Fig. 2

Relative error of AMS sketches as a function of Zipf coefficient

URL to Code


Recommended Reading

  1. 1.
    Alon N, Gibbons PB, Matias Y, Szegedy M. Tracking join and self-join sizes in limited storage. J Comput Syst Sci. 2002;64(3):719–47.MathSciNetCrossRefzbMATHGoogle Scholar
  2. 2.
    Alon N., Matias Y., and Szegedy M. The space complexity of approximating the frequency moments. In: Proceeding of 28th Annual ACM Symposium on Theory of Computing; 1996, p. 20–29.Google Scholar
  3. 3.
    Charikar M., Chen K., and Farach-Colton M. Finding frequent items in data streams. In: Proceeding of 29th International Colloquium on Automata, Languages and Programming; 2002, p. 693–703.Google Scholar
  4. 4.
    Cormode G. and Garofalakis M. Sketching streams through the net: distributed approximate query tracking. In: Proceeding of 31st International Conference on Very Large Data Bases; 2005, p. 13–24.Google Scholar
  5. 5.
    Das A., Gehrke J., and Riedewald M. Approximation techniques for spatial data. In: Proceeding of ACM SIGMOD International Conference on Management of Data; 2004, p. 695–706.Google Scholar
  6. 6.
    Dobra A., Garofalakis M., Gehrke J., and Rastogi R. Processing complex aggregate queries over data streams. In: Proceeding of ACM SIGMOD International Conference on Management of Data; 2002, p. 61–72.Google Scholar
  7. 7.
    Rusu F, Dobra A. Pseudo-random number generation for sketch-based estimations. ACM Trans Database Syst. 2007;32(2):11.CrossRefGoogle Scholar
  8. 8.
    Rusu F. and Dobra A. Statistical analysis of sketch estimators. In: Proceedings ACM SIGMOD International Conference on Management of Data; 2007, p. 187–198.Google Scholar

Copyright information

© Springer Science+Business Media LLC 2016

Authors and Affiliations

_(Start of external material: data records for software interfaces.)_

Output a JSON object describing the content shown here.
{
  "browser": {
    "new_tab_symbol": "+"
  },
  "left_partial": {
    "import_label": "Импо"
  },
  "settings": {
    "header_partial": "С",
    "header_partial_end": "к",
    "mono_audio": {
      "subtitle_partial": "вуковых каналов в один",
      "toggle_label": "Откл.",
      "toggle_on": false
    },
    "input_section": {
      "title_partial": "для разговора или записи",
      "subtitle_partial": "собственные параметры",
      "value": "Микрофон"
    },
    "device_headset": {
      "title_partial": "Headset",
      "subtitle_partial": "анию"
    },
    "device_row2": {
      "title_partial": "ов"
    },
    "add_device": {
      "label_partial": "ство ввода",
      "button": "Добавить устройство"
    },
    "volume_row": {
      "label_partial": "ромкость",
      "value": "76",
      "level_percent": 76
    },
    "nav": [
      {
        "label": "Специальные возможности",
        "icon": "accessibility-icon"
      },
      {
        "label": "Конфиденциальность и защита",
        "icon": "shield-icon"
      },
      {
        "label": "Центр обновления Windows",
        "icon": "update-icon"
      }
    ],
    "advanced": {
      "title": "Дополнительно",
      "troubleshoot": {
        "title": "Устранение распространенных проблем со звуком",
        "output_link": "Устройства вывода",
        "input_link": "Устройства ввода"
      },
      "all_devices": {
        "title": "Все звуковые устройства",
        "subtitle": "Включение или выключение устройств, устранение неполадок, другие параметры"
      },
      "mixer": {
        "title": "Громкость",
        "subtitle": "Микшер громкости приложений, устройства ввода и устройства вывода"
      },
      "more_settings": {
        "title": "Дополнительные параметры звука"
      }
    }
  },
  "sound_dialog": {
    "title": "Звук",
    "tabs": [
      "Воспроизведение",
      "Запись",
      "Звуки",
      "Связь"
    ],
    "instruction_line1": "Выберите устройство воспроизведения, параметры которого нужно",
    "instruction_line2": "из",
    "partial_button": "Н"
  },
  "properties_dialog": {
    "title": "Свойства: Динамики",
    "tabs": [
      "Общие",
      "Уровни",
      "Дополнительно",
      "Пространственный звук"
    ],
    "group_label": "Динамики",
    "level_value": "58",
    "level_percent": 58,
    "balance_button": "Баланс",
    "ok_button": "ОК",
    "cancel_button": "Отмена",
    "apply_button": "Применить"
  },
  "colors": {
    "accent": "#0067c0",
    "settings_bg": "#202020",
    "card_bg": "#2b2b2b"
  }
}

  1. 1.University of FloridaGainesvilleUSA

Section editors and affiliations

  • Divesh Srivastava
    • 1
  1. 1.AT&T Labs - ResearchAT&TBedminsterUSA